Aim of the task
Extract each line of the data below exactly as written.
-------- Records supplied --------
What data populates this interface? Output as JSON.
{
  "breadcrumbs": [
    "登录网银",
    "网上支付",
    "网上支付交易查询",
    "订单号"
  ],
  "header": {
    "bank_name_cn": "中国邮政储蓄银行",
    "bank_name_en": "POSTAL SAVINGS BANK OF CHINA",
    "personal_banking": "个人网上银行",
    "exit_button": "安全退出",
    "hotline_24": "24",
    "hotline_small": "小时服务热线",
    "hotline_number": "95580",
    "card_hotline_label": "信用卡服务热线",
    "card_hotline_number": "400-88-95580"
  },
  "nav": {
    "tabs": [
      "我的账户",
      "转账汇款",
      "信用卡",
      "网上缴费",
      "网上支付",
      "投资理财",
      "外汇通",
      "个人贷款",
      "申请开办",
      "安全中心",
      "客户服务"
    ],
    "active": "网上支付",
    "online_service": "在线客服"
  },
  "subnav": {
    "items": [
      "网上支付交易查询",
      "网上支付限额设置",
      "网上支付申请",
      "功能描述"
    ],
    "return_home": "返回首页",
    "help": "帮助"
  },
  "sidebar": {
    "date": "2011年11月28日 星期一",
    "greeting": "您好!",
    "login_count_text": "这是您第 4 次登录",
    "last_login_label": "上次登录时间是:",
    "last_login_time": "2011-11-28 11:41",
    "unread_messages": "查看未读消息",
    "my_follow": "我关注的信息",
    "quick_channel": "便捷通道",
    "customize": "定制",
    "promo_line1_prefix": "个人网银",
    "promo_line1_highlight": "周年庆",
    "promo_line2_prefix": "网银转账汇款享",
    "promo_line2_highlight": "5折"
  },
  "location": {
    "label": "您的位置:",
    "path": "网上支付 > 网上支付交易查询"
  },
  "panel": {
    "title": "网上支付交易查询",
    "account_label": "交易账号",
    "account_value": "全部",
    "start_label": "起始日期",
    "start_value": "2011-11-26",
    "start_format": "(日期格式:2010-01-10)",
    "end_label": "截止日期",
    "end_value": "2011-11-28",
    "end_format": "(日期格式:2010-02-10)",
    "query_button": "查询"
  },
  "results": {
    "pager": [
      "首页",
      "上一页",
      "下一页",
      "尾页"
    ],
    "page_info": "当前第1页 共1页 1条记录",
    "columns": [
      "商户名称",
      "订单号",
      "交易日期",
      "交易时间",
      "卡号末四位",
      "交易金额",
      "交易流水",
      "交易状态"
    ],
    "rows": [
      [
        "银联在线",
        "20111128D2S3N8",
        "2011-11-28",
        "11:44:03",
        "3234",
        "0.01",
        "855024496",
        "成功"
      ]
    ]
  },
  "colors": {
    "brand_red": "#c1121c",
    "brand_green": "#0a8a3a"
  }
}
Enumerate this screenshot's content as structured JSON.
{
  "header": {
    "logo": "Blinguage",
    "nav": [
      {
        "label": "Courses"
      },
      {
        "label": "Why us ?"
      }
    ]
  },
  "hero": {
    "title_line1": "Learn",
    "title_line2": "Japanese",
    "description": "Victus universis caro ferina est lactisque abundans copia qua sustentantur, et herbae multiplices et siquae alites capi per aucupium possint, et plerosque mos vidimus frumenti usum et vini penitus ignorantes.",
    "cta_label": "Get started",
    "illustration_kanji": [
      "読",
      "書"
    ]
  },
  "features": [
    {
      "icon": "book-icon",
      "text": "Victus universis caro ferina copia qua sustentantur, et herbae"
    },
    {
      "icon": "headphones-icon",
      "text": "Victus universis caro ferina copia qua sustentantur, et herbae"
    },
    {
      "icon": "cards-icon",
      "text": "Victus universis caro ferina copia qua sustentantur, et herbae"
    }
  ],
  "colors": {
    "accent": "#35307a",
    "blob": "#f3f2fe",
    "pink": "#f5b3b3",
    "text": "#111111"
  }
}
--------
Exercise response
What data populates this interface? Output as JSON.
{
  "breadcrumbs": [
    "登录网银",
    "网上支付",
    "网上支付交易查询",
    "订单号"
  ],
  "header": {
    "bank_name_cn": "中国邮政储蓄银行",
    "bank_name_en": "POSTAL SAVINGS BANK OF CHINA",
    "personal_banking": "个人网上银行",
    "exit_button": "安全退出",
    "hotline_24": "24",
    "hotline_small": "小时服务热线",
    "hotline_number": "95580",
    "card_hotline_label": "信用卡服务热线",
    "card_hotline_number": "400-88-95580"
  },
  "nav": {
    "tabs": [
      "我的账户",
      "转账汇款",
      "信用卡",
      "网上缴费",
      "网上支付",
      "投资理财",
      "外汇通",
      "个人贷款",
      "申请开办",
      "安全中心",
      "客户服务"
    ],
    "active": "网上支付",
    "online_service": "在线客服"
  },
  "subnav": {
    "items": [
      "网上支付交易查询",
      "网上支付限额设置",
      "网上支付申请",
      "功能描述"
    ],
    "return_home": "返回首页",
    "help": "帮助"
  },
  "sidebar": {
    "date": "2011年11月28日 星期一",
    "greeting": "您好!",
    "login_count_text": "这是您第 4 次登录",
    "last_login_label": "上次登录时间是:",
    "last_login_time": "2011-11-28 11:41",
    "unread_messages": "查看未读消息",
    "my_follow": "我关注的信息",
    "quick_channel": "便捷通道",
    "customize": "定制",
    "promo_line1_prefix": "个人网银",
    "promo_line1_highlight": "周年庆",
    "promo_line2_prefix": "网银转账汇款享",
    "promo_line2_highlight": "5折"
  },
  "location": {
    "label": "您的位置:",
    "path": "网上支付 > 网上支付交易查询"
  },
  "panel": {
    "title": "网上支付交易查询",
    "account_label": "交易账号",
    "account_value": "全部",
    "start_label": "起始日期",
    "start_value": "2011-11-26",
    "start_format": "(日期格式:2010-01-10)",
    "end_label": "截止日期",
    "end_value": "2011-11-28",
    "end_format": "(日期格式:2010-02-10)",
    "query_button": "查询"
  },
  "results": {
    "pager": [
      "首页",
      "上一页",
      "下一页",
      "尾页"
    ],
    "page_info": "当前第1页 共1页 1条记录",
    "columns": [
      "商户名称",
      "订单号",
      "交易日期",
      "交易时间",
      "卡号末四位",
      "交易金额",
      "交易流水",
      "交易状态"
    ],
    "rows": [
      [
        "银联在线",
        "20111128D2S3N8",
        "2011-11-28",
        "11:44:03",
        "3234",
        "0.01",
        "855024496",
        "成功"
      ]
    ]
  },
  "colors": {
    "brand_red": "#c1121c",
    "brand_green": "#0a8a3a"
  }
}
Enumerate this screenshot's content as structured JSON.
{
  "header": {
    "logo": "Blinguage",
    "nav": [
      {
        "label": "Courses"
      },
      {
        "label": "Why us ?"
      }
    ]
  },
  "hero": {
    "title_line1": "Learn",
    "title_line2": "Japanese",
    "description": "Victus universis caro ferina est lactisque abundans copia qua sustentantur, et herbae multiplices et siquae alites capi per aucupium possint, et plerosque mos vidimus frumenti usum et vini penitus ignorantes.",
    "cta_label": "Get started",
    "illustration_kanji": [
      "読",
      "書"
    ]
  },
  "features": [
    {
      "icon": "book-icon",
      "text": "Victus universis caro ferina copia qua sustentantur, et herbae"
    },
    {
      "icon": "headphones-icon",
      "text": "Victus universis caro ferina copia qua sustentantur, et herbae"
    },
    {
      "icon": "cards-icon",
      "text": "Victus universis caro ferina copia qua sustentantur, et herbae"
    }
  ],
  "colors": {
    "accent": "#35307a",
    "blob": "#f3f2fe",
    "pink": "#f5b3b3",
    "text": "#111111"
  }
}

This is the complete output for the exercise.